McCarthy and Robert Otto Burciaga Valdez (, Paperback) at the best online prices at eBay. Free shipping for many products. The flow of Mexican immigrants to the United States increased during the gold rush in California in Mexican miners incorporated their knowledge and skills in mines across California and later in Arizona and New Mexico.
Migration flows increased especially during the last years of the Mexican Revolution of the s when many Mexicans. An estimatedCalifornia adults used medical, dental, or prescription services in Mexico during the past year,of whom were Mexican immigrants.
Long-stay Mexican immigrants had the highest rate (15%), followed by short-stay Mexican immigrants (%), U.S.-born Mexican Americans (%) and U.S.-born non-Latino whites (%).Cited by: Mexican California.
InSpain's American colonies, one by one, began to fight for independence. Even before this spirit spread to Mexico, California felt the effects of the rebellions, for Spain's hard-pressed navy could not spare ships to bring supplies to the missions, presidios, and pueblos north of.
More editions of Current and future effects of Mexican immigration in California: Executive summary: Current and future effects of Mexican immigration in California: Executive summary: ISBN () Softcover, California Roundtable, T housands arrive illegally from Mexico into California each year—and the state is now home to fully 40 percent of America’s immigrants, legal and illegal.
They come in such numbers because a tacit alliance of Right and Left has created an open-borders policy, aimed at keeping wage labor cheap and social problems ever fresh, so that the ministrations of Chicano studies professors, La Raza.
Immigration has a negative effect on U.S. workers without a college degree. That's especially true in agriculture and construction. Inimmigrants held 33% of agricultural jobs and almost half of those were documented, according to the Pew Research Center.
In construction, 24% of the jobs went to immigrants, and half of them were. Recently, books about immigration have been a hot topic, thanks to Oprah choosing American Dirt for her book novel tells the story of a Mexican woman and her 8-year-old son, who must flee to the U.S.
after a local drug cartel guns down most of their : Allison Wild. Where the Candidates Stand on Immigration A border wall and mass shootings have thrust immigration into the spotlight.

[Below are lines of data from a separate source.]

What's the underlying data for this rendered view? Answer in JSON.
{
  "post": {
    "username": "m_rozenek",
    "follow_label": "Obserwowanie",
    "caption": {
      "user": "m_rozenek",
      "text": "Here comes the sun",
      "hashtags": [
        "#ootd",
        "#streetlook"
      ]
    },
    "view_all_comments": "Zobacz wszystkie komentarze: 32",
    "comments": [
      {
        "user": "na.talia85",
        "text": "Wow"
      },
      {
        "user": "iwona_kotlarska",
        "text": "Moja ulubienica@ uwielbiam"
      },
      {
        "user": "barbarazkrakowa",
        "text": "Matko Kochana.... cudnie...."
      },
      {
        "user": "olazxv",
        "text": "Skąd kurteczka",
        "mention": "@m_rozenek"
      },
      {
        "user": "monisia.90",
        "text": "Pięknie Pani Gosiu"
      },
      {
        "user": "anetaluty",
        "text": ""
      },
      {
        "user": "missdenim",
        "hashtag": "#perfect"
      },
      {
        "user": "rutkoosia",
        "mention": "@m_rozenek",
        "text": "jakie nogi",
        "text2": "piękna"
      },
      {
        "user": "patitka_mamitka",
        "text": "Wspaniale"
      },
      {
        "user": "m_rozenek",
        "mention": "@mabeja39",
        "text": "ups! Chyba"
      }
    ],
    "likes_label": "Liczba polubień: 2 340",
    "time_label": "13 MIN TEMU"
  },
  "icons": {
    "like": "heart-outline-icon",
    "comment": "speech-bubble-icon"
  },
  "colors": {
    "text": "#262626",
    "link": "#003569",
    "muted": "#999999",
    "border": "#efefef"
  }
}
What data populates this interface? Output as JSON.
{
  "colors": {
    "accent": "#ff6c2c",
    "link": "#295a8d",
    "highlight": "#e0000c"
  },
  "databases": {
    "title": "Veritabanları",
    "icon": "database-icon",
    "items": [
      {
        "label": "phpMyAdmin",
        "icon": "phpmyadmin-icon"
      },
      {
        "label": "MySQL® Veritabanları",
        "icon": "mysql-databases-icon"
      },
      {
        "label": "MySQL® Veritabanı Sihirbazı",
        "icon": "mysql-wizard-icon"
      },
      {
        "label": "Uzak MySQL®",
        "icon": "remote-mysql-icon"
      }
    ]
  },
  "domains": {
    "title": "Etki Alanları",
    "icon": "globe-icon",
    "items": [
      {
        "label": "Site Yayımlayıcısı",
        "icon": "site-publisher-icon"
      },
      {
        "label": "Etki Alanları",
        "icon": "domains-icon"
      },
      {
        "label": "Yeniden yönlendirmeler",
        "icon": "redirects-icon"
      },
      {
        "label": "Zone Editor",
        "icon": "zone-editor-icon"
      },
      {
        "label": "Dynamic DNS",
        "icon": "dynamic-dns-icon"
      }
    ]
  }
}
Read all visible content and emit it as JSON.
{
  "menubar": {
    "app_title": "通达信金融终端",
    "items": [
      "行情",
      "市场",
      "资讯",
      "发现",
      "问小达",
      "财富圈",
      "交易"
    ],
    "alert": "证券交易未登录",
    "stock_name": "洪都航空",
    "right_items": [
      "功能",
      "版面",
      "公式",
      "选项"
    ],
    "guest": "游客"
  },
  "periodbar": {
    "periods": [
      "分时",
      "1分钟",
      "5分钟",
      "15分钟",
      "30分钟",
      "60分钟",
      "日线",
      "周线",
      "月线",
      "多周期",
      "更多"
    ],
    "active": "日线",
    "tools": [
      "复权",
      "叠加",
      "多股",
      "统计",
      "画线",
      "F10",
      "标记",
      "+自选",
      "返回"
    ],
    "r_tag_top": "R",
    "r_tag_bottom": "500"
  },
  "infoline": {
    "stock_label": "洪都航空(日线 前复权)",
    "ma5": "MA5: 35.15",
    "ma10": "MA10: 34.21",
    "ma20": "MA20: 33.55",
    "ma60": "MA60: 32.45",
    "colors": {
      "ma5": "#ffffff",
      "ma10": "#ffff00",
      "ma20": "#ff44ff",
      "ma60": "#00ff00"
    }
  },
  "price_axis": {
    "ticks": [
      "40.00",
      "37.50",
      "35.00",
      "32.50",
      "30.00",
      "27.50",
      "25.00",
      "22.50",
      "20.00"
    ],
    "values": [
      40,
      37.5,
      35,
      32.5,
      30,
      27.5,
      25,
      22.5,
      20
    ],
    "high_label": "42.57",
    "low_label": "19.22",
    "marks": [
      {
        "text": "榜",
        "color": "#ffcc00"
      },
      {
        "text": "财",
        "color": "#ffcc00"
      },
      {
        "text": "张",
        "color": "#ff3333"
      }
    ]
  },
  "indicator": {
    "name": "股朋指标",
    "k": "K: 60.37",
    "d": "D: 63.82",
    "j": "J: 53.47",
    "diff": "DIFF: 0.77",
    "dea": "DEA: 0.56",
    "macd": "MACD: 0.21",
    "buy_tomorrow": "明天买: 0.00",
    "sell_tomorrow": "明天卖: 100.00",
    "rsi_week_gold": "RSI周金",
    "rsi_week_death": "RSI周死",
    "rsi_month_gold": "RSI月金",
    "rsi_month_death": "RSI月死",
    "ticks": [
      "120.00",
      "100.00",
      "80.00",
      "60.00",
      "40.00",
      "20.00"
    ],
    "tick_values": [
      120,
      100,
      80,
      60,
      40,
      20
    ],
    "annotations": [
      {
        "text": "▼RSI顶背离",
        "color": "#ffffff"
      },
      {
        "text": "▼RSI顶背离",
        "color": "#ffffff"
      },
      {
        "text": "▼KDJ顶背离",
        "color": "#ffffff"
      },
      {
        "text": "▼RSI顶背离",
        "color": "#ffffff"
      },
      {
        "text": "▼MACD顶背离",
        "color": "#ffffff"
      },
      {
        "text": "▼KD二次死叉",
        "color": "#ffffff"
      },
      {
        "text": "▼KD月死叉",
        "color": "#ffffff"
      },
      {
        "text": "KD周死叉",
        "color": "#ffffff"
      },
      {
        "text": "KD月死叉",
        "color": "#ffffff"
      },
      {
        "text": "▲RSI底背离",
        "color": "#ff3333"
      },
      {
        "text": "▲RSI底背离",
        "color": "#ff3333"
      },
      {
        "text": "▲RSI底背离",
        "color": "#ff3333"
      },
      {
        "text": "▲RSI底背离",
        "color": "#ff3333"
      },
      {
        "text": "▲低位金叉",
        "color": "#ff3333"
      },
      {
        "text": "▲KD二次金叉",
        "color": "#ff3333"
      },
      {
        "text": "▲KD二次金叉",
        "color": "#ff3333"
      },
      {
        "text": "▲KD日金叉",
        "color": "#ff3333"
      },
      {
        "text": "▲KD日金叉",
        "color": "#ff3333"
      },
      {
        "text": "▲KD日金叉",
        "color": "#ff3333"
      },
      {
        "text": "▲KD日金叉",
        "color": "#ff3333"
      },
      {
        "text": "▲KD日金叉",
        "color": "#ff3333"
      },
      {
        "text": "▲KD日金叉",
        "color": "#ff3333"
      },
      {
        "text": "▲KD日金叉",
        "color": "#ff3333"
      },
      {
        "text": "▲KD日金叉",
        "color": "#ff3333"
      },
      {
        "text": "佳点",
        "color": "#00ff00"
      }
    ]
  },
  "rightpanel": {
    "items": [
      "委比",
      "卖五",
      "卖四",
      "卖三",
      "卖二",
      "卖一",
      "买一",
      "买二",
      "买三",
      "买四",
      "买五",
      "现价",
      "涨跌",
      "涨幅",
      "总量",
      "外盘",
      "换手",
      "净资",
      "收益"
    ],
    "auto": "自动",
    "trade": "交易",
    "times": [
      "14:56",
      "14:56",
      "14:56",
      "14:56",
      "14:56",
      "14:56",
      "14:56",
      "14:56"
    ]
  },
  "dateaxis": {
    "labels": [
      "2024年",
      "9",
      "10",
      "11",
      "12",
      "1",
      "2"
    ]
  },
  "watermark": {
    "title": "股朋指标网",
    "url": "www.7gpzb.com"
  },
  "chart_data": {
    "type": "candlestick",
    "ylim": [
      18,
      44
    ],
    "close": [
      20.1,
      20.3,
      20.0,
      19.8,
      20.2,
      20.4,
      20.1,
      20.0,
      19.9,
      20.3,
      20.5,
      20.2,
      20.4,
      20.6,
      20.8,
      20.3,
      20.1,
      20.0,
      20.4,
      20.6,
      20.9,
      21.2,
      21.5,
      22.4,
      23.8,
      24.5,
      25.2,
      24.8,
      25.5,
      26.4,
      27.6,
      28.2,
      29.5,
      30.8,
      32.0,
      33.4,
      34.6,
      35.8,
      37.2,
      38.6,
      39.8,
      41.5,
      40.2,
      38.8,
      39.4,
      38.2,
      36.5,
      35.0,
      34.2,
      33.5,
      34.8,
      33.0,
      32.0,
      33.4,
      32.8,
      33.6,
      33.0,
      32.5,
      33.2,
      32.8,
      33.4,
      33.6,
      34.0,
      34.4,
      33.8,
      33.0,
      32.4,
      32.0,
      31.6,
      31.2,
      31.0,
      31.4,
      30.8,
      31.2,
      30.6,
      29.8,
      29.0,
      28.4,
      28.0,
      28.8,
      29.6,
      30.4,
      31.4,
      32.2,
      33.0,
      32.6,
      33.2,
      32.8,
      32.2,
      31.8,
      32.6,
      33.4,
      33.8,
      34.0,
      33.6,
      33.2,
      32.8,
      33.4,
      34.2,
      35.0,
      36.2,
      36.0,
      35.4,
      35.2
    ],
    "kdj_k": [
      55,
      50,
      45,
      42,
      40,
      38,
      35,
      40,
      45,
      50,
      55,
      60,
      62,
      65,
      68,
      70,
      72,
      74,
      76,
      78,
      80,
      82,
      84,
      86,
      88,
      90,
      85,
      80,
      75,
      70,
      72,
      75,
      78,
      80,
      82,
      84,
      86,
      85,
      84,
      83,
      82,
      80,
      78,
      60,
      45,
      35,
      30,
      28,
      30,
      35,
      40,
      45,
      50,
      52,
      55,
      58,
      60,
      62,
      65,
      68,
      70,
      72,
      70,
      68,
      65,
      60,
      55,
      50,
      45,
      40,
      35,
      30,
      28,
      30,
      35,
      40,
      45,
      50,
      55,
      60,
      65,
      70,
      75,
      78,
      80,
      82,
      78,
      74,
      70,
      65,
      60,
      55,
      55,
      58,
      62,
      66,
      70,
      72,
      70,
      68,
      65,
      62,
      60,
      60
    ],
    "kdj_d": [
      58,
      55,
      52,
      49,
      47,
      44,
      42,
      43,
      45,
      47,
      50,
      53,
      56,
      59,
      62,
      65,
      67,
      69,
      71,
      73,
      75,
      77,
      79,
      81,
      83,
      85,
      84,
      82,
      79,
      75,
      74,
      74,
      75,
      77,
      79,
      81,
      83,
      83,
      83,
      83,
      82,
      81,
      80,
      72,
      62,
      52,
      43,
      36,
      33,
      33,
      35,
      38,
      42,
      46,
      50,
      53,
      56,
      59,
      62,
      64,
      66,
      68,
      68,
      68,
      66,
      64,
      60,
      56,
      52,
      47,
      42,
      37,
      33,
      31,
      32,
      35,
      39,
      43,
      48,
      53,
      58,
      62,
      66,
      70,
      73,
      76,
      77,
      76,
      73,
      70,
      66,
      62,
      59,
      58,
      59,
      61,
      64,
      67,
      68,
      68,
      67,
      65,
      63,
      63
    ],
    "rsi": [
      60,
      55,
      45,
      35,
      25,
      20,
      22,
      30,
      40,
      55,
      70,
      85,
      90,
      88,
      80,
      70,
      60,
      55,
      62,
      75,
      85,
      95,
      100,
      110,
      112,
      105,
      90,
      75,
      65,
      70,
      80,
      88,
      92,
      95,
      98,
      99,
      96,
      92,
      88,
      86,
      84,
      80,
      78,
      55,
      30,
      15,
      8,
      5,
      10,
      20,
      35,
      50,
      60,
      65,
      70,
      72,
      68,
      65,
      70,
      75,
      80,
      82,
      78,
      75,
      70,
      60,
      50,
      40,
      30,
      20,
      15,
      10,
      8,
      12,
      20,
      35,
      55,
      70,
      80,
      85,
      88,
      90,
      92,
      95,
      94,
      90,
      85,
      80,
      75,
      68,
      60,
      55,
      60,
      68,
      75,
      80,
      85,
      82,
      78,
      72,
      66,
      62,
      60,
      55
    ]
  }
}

By Claire Hansen, Staff Writer Sept. 12, For decades, Mexicans have been the largest immigrant group in the United States. While this is still the case, the Mexican immigrant population is no longer growing at the rate it once was. In fact, between andthe number of Mexicans in the country first leveled off and then began to decline.
This article explores the latest data on Mexican immigrants in the United States. California's remoteness remained a major impediment to Mexican immigration throughout the period. Nearly impossible to reach overland because of deserts and hostile Indians, California was tied to the Mexican mainland by the annual visits of a single ship, carrying news, supplies, soldier's pay, and occasional new recruits.
Mexican Workers and American Dreams: Immigration, Repatriation, and California Farm Labor, By Camille Guerin-Gonzales Rutgers University Press, Read preview Overview Becoming Mexican American: Ethnicity, Culture, and Identity in Chicano Los Angeles, By George J.
Sánchez Oxford University Press. Mexican Migration to the United States: Policy and Trends Congressional Research Service Summary History and geography have given Mexico a unique status in the U.S. immigration system, and have made the Mexico-U.S.
migration flow the largest in the world. Mexicans are the largestCited by: Immigration Books Showing of 5, Americanah (Hardcover) by. Chimamanda Ngozi Adichie (shelved times as immigration) avg rating —ratings — published Want to Read saving Want to Read I Am Not Your Perfect Mexican Daughter (Hardcover) by.How Latinos Are Shaping America’s Future They’re the focus of the immigration debate.
But across the nation, Latinos are rising to power and offering a glimpse of what’s ahead.